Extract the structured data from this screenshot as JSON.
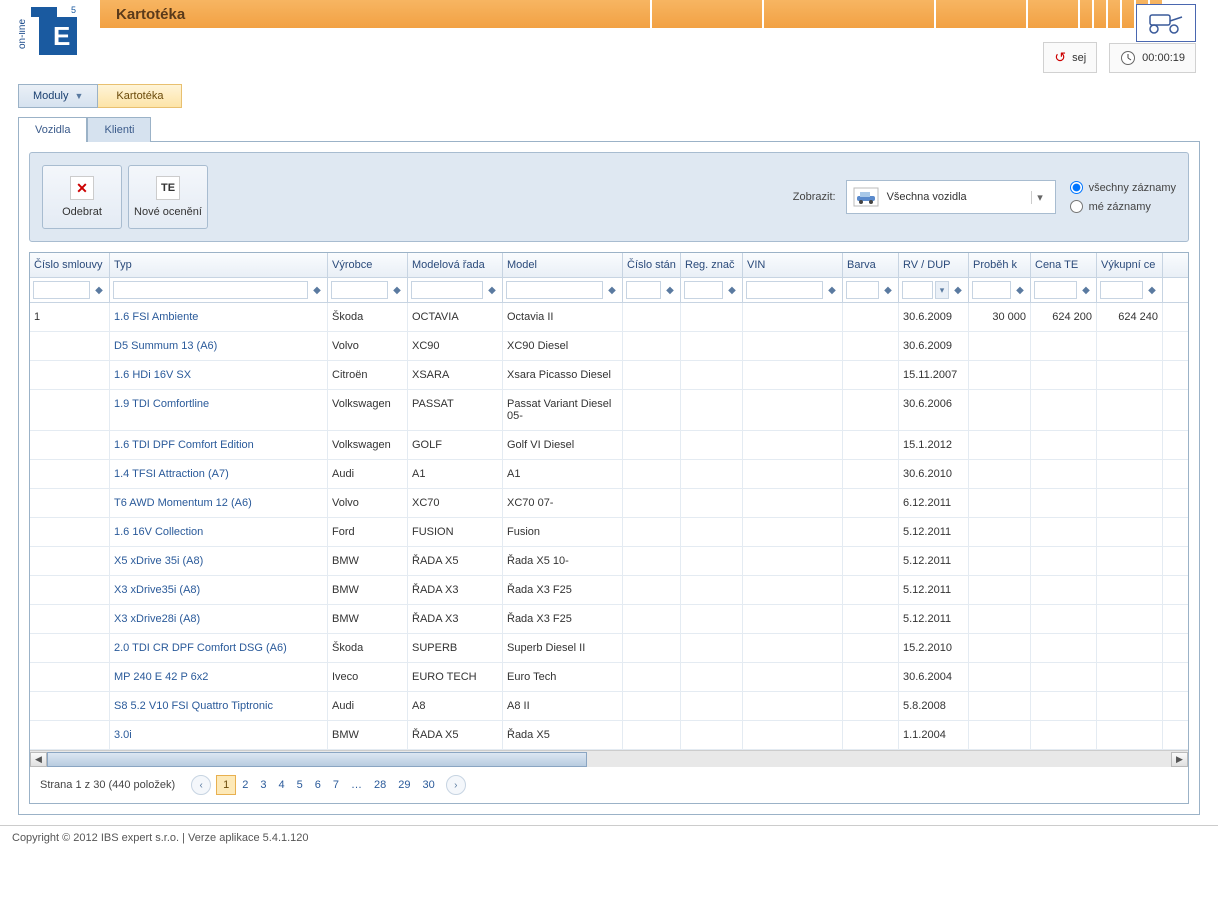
{
  "header": {
    "title": "Kartotéka",
    "user": "sej",
    "timer": "00:00:19"
  },
  "menu": {
    "moduly": "Moduly",
    "breadcrumb": "Kartotéka"
  },
  "tabs": {
    "vozidla": "Vozidla",
    "klienti": "Klienti"
  },
  "toolbar": {
    "odebrat": "Odebrat",
    "nove_oceneni": "Nové ocenění",
    "zobrazit_label": "Zobrazit:",
    "combo_text": "Všechna vozidla",
    "radio_all": "všechny záznamy",
    "radio_my": "mé záznamy"
  },
  "columns": {
    "c0": "Číslo smlouvy",
    "c1": "Typ",
    "c2": "Výrobce",
    "c3": "Modelová řada",
    "c4": "Model",
    "c5": "Číslo stán",
    "c6": "Reg. znač",
    "c7": "VIN",
    "c8": "Barva",
    "c9": "RV / DUP",
    "c10": "Proběh k",
    "c11": "Cena TE",
    "c12": "Výkupní ce"
  },
  "rows": [
    {
      "smlouva": "1",
      "typ": "1.6 FSI Ambiente",
      "vyrobce": "Škoda",
      "rada": "OCTAVIA",
      "model": "Octavia II",
      "rv": "30.6.2009",
      "probeh": "30 000",
      "cena": "624 200",
      "vykup": "624 240"
    },
    {
      "smlouva": "",
      "typ": "D5 Summum 13 (A6)",
      "vyrobce": "Volvo",
      "rada": "XC90",
      "model": "XC90 Diesel",
      "rv": "30.6.2009",
      "probeh": "",
      "cena": "",
      "vykup": ""
    },
    {
      "smlouva": "",
      "typ": "1.6 HDi 16V SX",
      "vyrobce": "Citroën",
      "rada": "XSARA",
      "model": "Xsara Picasso Diesel",
      "rv": "15.11.2007",
      "probeh": "",
      "cena": "",
      "vykup": ""
    },
    {
      "smlouva": "",
      "typ": "1.9 TDI Comfortline",
      "vyrobce": "Volkswagen",
      "rada": "PASSAT",
      "model": "Passat Variant Diesel 05-",
      "rv": "30.6.2006",
      "probeh": "",
      "cena": "",
      "vykup": ""
    },
    {
      "smlouva": "",
      "typ": "1.6 TDI DPF Comfort Edition",
      "vyrobce": "Volkswagen",
      "rada": "GOLF",
      "model": "Golf VI Diesel",
      "rv": "15.1.2012",
      "probeh": "",
      "cena": "",
      "vykup": ""
    },
    {
      "smlouva": "",
      "typ": "1.4 TFSI Attraction (A7)",
      "vyrobce": "Audi",
      "rada": "A1",
      "model": "A1",
      "rv": "30.6.2010",
      "probeh": "",
      "cena": "",
      "vykup": ""
    },
    {
      "smlouva": "",
      "typ": "T6 AWD Momentum 12 (A6)",
      "vyrobce": "Volvo",
      "rada": "XC70",
      "model": "XC70 07-",
      "rv": "6.12.2011",
      "probeh": "",
      "cena": "",
      "vykup": ""
    },
    {
      "smlouva": "",
      "typ": "1.6 16V Collection",
      "vyrobce": "Ford",
      "rada": "FUSION",
      "model": "Fusion",
      "rv": "5.12.2011",
      "probeh": "",
      "cena": "",
      "vykup": ""
    },
    {
      "smlouva": "",
      "typ": "X5 xDrive 35i (A8)",
      "vyrobce": "BMW",
      "rada": "ŘADA X5",
      "model": "Řada X5 10-",
      "rv": "5.12.2011",
      "probeh": "",
      "cena": "",
      "vykup": ""
    },
    {
      "smlouva": "",
      "typ": "X3 xDrive35i (A8)",
      "vyrobce": "BMW",
      "rada": "ŘADA X3",
      "model": "Řada X3 F25",
      "rv": "5.12.2011",
      "probeh": "",
      "cena": "",
      "vykup": ""
    },
    {
      "smlouva": "",
      "typ": "X3 xDrive28i (A8)",
      "vyrobce": "BMW",
      "rada": "ŘADA X3",
      "model": "Řada X3 F25",
      "rv": "5.12.2011",
      "probeh": "",
      "cena": "",
      "vykup": ""
    },
    {
      "smlouva": "",
      "typ": "2.0 TDI CR DPF Comfort DSG (A6)",
      "vyrobce": "Škoda",
      "rada": "SUPERB",
      "model": "Superb Diesel II",
      "rv": "15.2.2010",
      "probeh": "",
      "cena": "",
      "vykup": ""
    },
    {
      "smlouva": "",
      "typ": "MP 240 E 42 P 6x2",
      "vyrobce": "Iveco",
      "rada": "EURO TECH",
      "model": "Euro Tech",
      "rv": "30.6.2004",
      "probeh": "",
      "cena": "",
      "vykup": ""
    },
    {
      "smlouva": "",
      "typ": "S8 5.2 V10 FSI Quattro Tiptronic",
      "vyrobce": "Audi",
      "rada": "A8",
      "model": "A8 II",
      "rv": "5.8.2008",
      "probeh": "",
      "cena": "",
      "vykup": ""
    },
    {
      "smlouva": "",
      "typ": "3.0i",
      "vyrobce": "BMW",
      "rada": "ŘADA X5",
      "model": "Řada X5",
      "rv": "1.1.2004",
      "probeh": "",
      "cena": "",
      "vykup": ""
    }
  ],
  "pager": {
    "summary": "Strana 1 z 30 (440 položek)",
    "pages": [
      "1",
      "2",
      "3",
      "4",
      "5",
      "6",
      "7",
      "…",
      "28",
      "29",
      "30"
    ]
  },
  "footer": {
    "copyright": "Copyright © 2012 IBS expert s.r.o. | Verze aplikace 5.4.1.120"
  }
}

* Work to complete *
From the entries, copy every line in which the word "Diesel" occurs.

* Response for this exercise *
      "model": "XC90 Diesel",
      "model": "Xsara Picasso Diesel",
      "model": "Passat Variant Diesel 05-",
      "model": "Golf VI Diesel",
      "model": "Superb Diesel II",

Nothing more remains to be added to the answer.